This article was originally published here
Brain Behav. 2021 Oct 17:e2384. doi: 10.1002/brb3.2384. Online ahead of print.
INTRODUCTION: The COVID-19 pandemic is a global health emergency resulting in widespread death and substantial disruption to daily life. Previous research has shown that novel disease outbreaks are associated with high stress levels and sleep impairments that lead to neuropsychiatric consequences. Therefore, it is vital to study both stress and protective factors such as coping and resilience that may hinder or help sleep quality during the COVID-19 pandemic. Further, as gender disparities exist in sleep quality, it is important to understand the relationship between pandemic-related stress, coping strategies, resilience, and sleep in bothgenders during the COVID-19 pandemic.
METHODS: Our study examined how gender, stress, coping, and resilience were associated with sleep cross-sectionally during the COVID-19 pandemic in a representative sample of US adults (N = 393).
RESULTS: Consistent with many recent studies, we found that worsened sleep quality in women compared to men persisted during the COVID-19 pandemic. Interestingly, pandemic-related stress was not significantly associated with sleep quality, but pandemicrelated coping was associated with sleep independent of robust controls and trait resilience.

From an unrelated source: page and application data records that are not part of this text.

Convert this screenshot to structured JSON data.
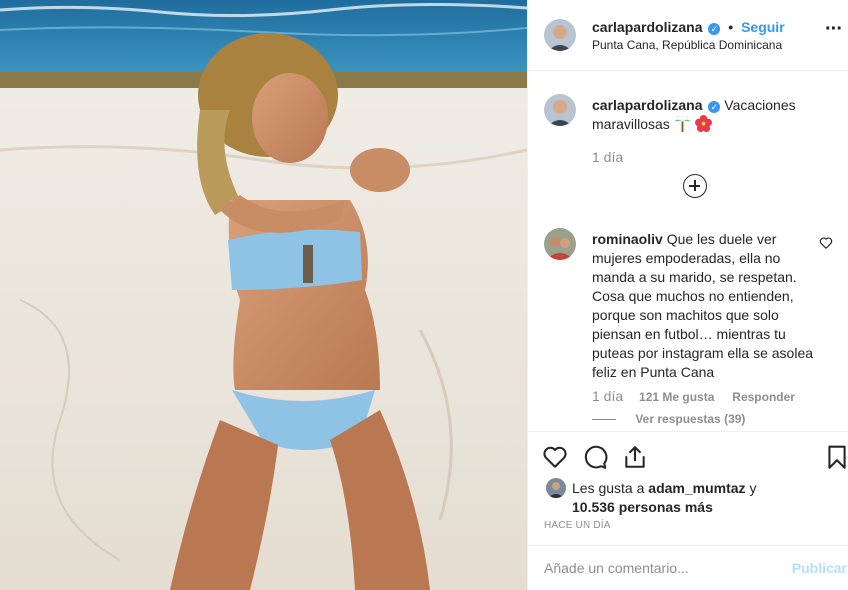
{
  "header": {
    "username": "carlapardolizana",
    "separator": "•",
    "follow_label": "Seguir",
    "location": "Punta Cana, República Dominicana",
    "more_icon": "ellipsis-icon"
  },
  "caption": {
    "username": "carlapardolizana",
    "text": "Vacaciones maravillosas",
    "emojis": [
      "palm-tree-icon",
      "hibiscus-icon"
    ],
    "time": "1 día"
  },
  "load_more_icon": "plus-circle-icon",
  "comment": {
    "username": "rominaoliv",
    "text": "Que les duele ver mujeres empoderadas, ella no manda a su marido, se respetan. Cosa que muchos no entienden, porque son machitos que solo piensan en futbol… mientras tu puteas por instagram ella se asolea feliz en Punta Cana",
    "time": "1 día",
    "likes": "121 Me gusta",
    "reply_label": "Responder",
    "view_replies": "Ver respuestas (39)"
  },
  "actions": {
    "like_icon": "heart-icon",
    "comment_icon": "comment-icon",
    "share_icon": "share-icon",
    "save_icon": "bookmark-icon"
  },
  "likes": {
    "prefix": "Les gusta a",
    "user": "adam_mumtaz",
    "conjunction": "y",
    "others": "10.536 personas más"
  },
  "posted_ago": "Hace un día",
  "comment_input": {
    "placeholder": "Añade un comentario...",
    "publish_label": "Publicar"
  },
  "colors": {
    "accent": "#3897f0",
    "publish_disabled": "#b2dffc",
    "muted": "#8e8e8e",
    "text": "#262626"
  }
}
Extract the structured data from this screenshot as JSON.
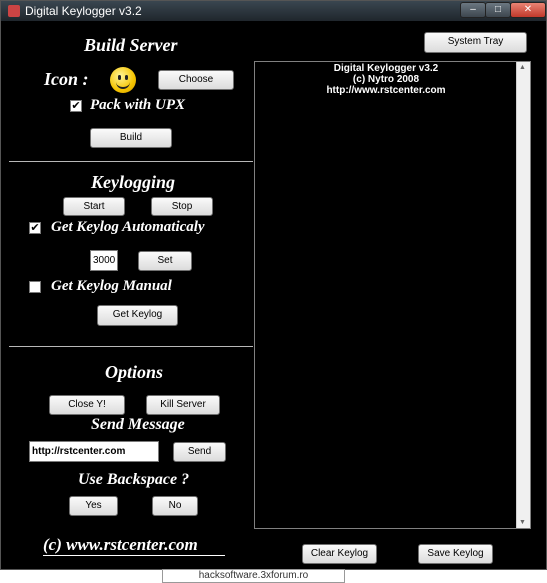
{
  "window": {
    "title": "Digital Keylogger v3.2",
    "minimize": "–",
    "maximize": "□",
    "close": "✕"
  },
  "build": {
    "title": "Build Server",
    "icon_label": "Icon :",
    "choose_label": "Choose",
    "pack_label": "Pack with UPX",
    "pack_checked": "✔",
    "build_label": "Build"
  },
  "keylogging": {
    "title": "Keylogging",
    "start_label": "Start",
    "stop_label": "Stop",
    "auto_label": "Get Keylog Automaticaly",
    "auto_checked": "✔",
    "interval_value": "3000",
    "set_label": "Set",
    "manual_label": "Get Keylog Manual",
    "get_label": "Get Keylog"
  },
  "options": {
    "title": "Options",
    "close_label": "Close Y!",
    "kill_label": "Kill Server",
    "send_title": "Send Message",
    "message_value": "http://rstcenter.com",
    "send_label": "Send",
    "backspace_title": "Use Backspace ?",
    "yes_label": "Yes",
    "no_label": "No"
  },
  "footer_url": "(c) www.rstcenter.com",
  "system_tray_label": "System Tray",
  "log": {
    "lines": [
      "Digital Keylogger v3.2",
      "(c) Nytro 2008",
      "http://www.rstcenter.com"
    ]
  },
  "clear_label": "Clear Keylog",
  "save_label": "Save Keylog",
  "watermark": "hacksoftware.3xforum.ro"
}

CONCLUSIONS: Greater primary control engagement coping was associated with better sleep quality, while involuntary engagement coping was associated with poor sleep quality. Future research should extend the findings with actigraphy and explore ways to enhance beneficial coping and sleep health during pandemics.